For more than 15 years, my family and I have lived on that same patch of sagebrush and bluebunch wheatgrass, a dry ridge sloping down to a small ravine thick with ponderosa pines. We often wake at night to the conversations of animals — the screeching of foxes, the hooting of great horned owls, and at least every week or two, the howling of coyotes. After a lifetime spent living in coyote country, I knew they howled to reunite with pack members or assert their property rights. But until that noisy summer, I had never heard them answer the territorial cries of an internal combustion engine.

Once our coyote neighbors cut loose on that first airplane, they seemed to set aside all their inhibitions. They raised a ruckus for every low-flying jet on its way to Salt Lake. They activated their own alarm for every fire truck or ambulance that sped past, sirens blaring, on the highway a mile to the west. Perhaps they were simply answering each noisy challenge with one of their own. Or maybe they were just having fun: Their singing seemed to express a certain gleeful silliness and lack of menace, as if they were only practicing.

I started to wonder. In all that yipping and yapping, I thought I heard a puppyish note that reminded me of Scout’s early days with her littermates. And the coyotes’ frequent fits of howling always seemed to erupt, day or night, from the same general area in the gully. There must be a family with pups out there, I decided. And I thought I knew just where they were living.

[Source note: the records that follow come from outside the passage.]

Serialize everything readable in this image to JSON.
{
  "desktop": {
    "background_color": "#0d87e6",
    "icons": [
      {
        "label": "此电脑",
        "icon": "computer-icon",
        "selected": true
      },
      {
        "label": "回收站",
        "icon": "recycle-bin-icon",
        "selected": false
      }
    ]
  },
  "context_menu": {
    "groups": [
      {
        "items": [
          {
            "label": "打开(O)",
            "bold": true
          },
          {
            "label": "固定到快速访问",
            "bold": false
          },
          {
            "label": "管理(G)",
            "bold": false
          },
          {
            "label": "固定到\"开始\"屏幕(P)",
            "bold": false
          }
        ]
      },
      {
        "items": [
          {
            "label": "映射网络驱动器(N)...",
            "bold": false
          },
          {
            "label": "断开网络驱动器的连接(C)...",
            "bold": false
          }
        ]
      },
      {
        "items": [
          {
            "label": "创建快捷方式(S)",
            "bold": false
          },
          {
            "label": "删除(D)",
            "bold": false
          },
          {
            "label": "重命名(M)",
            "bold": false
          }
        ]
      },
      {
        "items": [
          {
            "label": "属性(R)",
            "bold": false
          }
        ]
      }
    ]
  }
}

At the base of our hill lay an enormous dead ponderosa, old enough to have witnessed generations of Salish gathering bitterroot on these hillsides. The tree’s heavy trunk, almost four feet across, lay twisted and rotting over a large depression hollowed out by the paws and claws of many different species. Nearby I had once found a flurry of deer hair and a scrape of dirt topped with mountain lion scat. Still, it seemed to be an ideal place, at least when unoccupied, for raising pups.

I avoided the tree that summer. I didn’t want to disturb the family of coyotes that may or may not have been living there.

After a couple of months of howling on a hair trigger, the coyotes gradually became less consistent. Sometimes the sound of a jet tore through our neighborhood, and I waited in vain for their fanfare. Nothing. They didn’t even call out to sirens anymore, though I had learned that their behavior was not unusual. By fall, the singing stopped entirely. The puppies grew up, I told myself. Or the coyotes moved away. Or, perhaps, they were dead.

We still hear coyotes every now and then, but not on any particular schedule. When summer comes and we start to leave our windows open to the night, I listen for those last flights out of Missoula, and I wait for the singing. I’m still waiting.

Julie Gillum Lue is a writer in western Montana.